SCHÄFERKORDT: You are absolutely right, there are already some subscription-based video-on-demand offerings on the German market, but none of them is large enough to give the underlying business model a solid footing. The idea here is not just to be able to offer the audience such a service, but to do so with a sustainable business model. So far none of the existing players have managed to attain a truly relevant size that is comparable with what Netflix has achieved in the U.S.—despite massive advertising campaigns in some cases.

Nonlinear TV services have clearly increased the complexity of the TV business: you can watch programs for free, financed by advertising. You can pay per view for a single episode or buy a season pass. Or you can pay a monthly subscription fee to get an “all you can watch” TV menu. In four key European countries—Germany, the U.K., France and the Netherlands—subscription-based VOD revenues grew by 108 percent in 2013 alone. The consequence: if possible, we have to secure as many rights as possible to exploit content across all platforms and services.

The even bigger challenge is to establish and develop the right business models, so that in the future it really won’t make a difference, in financial terms, what devices and services viewers watch our content on. To achieve this, we also have to add a new skillset to our group: technology. We are great at producing content, at scheduling and selling TV commercials, but state-of-the-art technology is a key driver for our digital businesses, from online advertising sales to audience measurement and video recommendations. And this is what we did with the recent acquisition of SpotXchange in the advertising space.
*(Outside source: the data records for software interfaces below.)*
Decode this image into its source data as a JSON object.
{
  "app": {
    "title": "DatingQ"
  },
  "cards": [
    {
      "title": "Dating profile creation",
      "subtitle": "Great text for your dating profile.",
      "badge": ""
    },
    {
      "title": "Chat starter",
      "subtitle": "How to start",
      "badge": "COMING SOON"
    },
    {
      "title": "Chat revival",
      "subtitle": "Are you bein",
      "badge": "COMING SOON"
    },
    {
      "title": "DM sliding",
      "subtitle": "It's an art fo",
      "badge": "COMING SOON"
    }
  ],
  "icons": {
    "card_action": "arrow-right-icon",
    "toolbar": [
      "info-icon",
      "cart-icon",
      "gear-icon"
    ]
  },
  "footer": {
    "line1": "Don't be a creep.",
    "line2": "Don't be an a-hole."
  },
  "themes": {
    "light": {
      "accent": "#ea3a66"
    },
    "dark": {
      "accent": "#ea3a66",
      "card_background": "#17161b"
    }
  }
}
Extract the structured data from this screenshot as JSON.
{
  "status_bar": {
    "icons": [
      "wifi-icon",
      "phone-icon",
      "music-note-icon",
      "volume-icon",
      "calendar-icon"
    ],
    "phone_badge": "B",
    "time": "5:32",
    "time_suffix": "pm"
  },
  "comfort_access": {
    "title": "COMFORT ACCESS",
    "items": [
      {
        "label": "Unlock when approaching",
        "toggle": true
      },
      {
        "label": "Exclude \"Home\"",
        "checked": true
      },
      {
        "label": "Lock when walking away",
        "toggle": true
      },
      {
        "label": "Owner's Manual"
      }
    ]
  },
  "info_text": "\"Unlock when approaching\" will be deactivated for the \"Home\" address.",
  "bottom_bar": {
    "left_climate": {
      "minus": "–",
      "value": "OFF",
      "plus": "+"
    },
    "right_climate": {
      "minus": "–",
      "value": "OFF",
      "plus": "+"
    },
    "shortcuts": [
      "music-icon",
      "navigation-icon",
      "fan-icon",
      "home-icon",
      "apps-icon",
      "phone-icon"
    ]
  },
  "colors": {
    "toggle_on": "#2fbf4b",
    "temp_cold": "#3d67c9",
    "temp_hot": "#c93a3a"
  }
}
TV EUROPE: Looking ahead 12 to 24 months, in what areas do you see growth for RTL Germany and for the RTL Group?
SCHÄFERKORDT: We see growth opportunities across all three pillars of the RTL Group: broadcast, content and digital. We’ve already talked about digital and the underlying growth rates. In broadcasting, whether in Germany or across our footprint, we’ve said that it’s our goal to optimize and develop our existing broadcasting business. We will always invest in top content, to secure and enhance our leading channel brands. We’re also focused on growing the new channels we have launched in Europe and in the high-growth Asian markets. Finally, we aim to further grow the “second revenue stream” from platform operators, created by the strength of our brands.

For content, as with our broadcasting business, the first priority is always to maintain our core business. Our job is to keep favorite formats such as Idols and Got Talent big and fresh while simultaneously keeping an eye on new viewing habits and investing in new formats. We believe very strongly in the future of the production business and see global growth opportunities for FremantleMedia, both organically and through acquisitions—because attractive content will continue to be crucial in the future. The constantly growing number of digital distribution platforms is increasing demand for top content.